New playground for students at RIDBC

21/02/13
Daniel, Johannes and Austin with RIDBC Chief Executive, Chris Rehn, shooting the first hoops on their new basketball court

Parents, students and teachers from the Royal Institute for Deaf and Blind Children’s (RIDBC) Garfield Barwick School have gathered to officially open the school’s new basketball court, Monday 11 February.

The project first got underway in 2011 when four GBS students put together a convincing case for a new playground, presenting their argument to RIDBC Chief Executive, Chris Rehn.

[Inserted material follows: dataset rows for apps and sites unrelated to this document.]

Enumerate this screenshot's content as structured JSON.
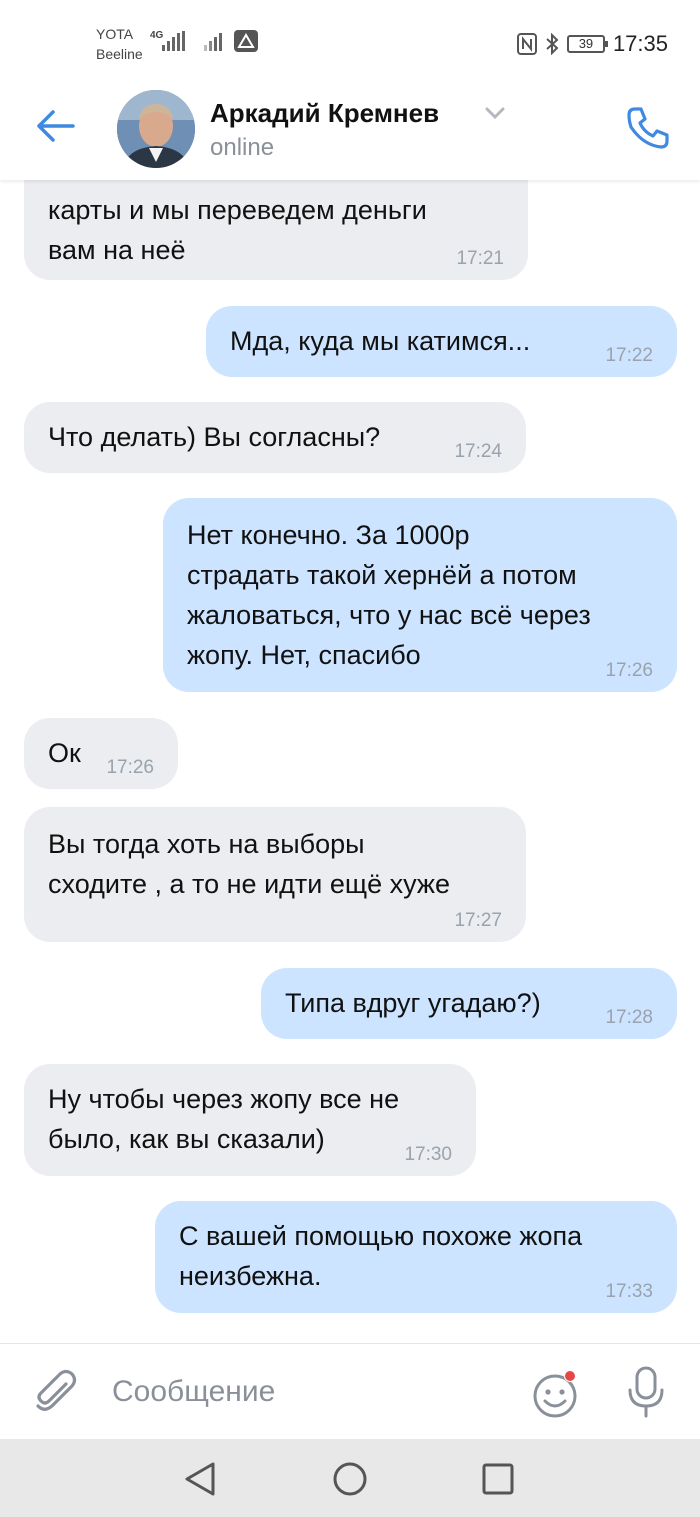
{
  "status_bar": {
    "carrier1": "YOTA",
    "carrier2": "Beeline",
    "network": "4G",
    "battery": "39",
    "time": "17:35"
  },
  "header": {
    "name": "Аркадий Кремнев",
    "status": "online",
    "accent_color": "#3f8ae0"
  },
  "messages": [
    {
      "dir": "in",
      "text": "карты и мы переведем деньги\nвам на неё",
      "time": "17:21"
    },
    {
      "dir": "out",
      "text": "Мда, куда мы катимся...",
      "time": "17:22"
    },
    {
      "dir": "in",
      "text": "Что делать) Вы согласны?",
      "time": "17:24"
    },
    {
      "dir": "out",
      "text": "Нет конечно. За 1000р\nстрадать такой хернёй а потом\nжаловаться, что у нас всё через\nжопу. Нет, спасибо",
      "time": "17:26"
    },
    {
      "dir": "in",
      "text": "Ок",
      "time": "17:26"
    },
    {
      "dir": "in",
      "text": "Вы тогда хоть на выборы\nсходите , а то не идти ещё хуже",
      "time": "17:27"
    },
    {
      "dir": "out",
      "text": "Типа вдруг угадаю?)",
      "time": "17:28"
    },
    {
      "dir": "in",
      "text": "Ну чтобы через жопу все не\nбыло, как вы сказали)",
      "time": "17:30"
    },
    {
      "dir": "out",
      "text": "С вашей помощью похоже жопа\nнеизбежна.",
      "time": "17:33"
    }
  ],
  "composer": {
    "placeholder": "Сообщение"
  },
  "icons": [
    "back-arrow-icon",
    "phone-icon",
    "paperclip-icon",
    "emoji-icon",
    "microphone-icon",
    "nav-back-icon",
    "nav-home-icon",
    "nav-recents-icon"
  ]
}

“They were very persuasive,” said RIDBC Garfield Barwick School Principal, Sandi Ambler. “Daniel, Mika, Johannes and Austin had great foresight on this issue and put up a compelling argument. They have continued to advocate for this project for the last two years and should be commended for their dedication and energy.“We’re also very grateful for the support we received from the government, as well as the local business community, for this amazing new court. All our students can now look forward to a safer, happier experience in the playground.”

The basketball court was made possible with support from a Federal Government grant. The project was also supported by the local business community. $20,000 was raised at the WRI Insurance Brokers Pro-Am event in December 2012 with the backing of corporate sponsors and golfers and the support Ryde-Parramatta Golf Club.

“WRI Insurance Brokers is delighted that the funds raised at our Pro Am Golf day at Ryde-Parramatta Golf Club have assisted in the upgrade of the playground at RIDBC Garfield Barwick School. We hope the new basketball court will give many happy memories to the students at the school - knowing how excited they are to use the court had certainly made all our efforts worthwhile,” said WRI Insurance Brokers Managing Director, Robert Moir.

RIDBC Garfield Barwick School caters for students from Kindergarten to Year 6 who have hearing loss, and who are learning to listen and speak with the assistance of hearing aids or cochlear implants. The school aims to gradually transition students into a mainstream environment by Year Six.

RIDBC assists over 3000 children with significant hearing or vision loss, and their families, across Australia.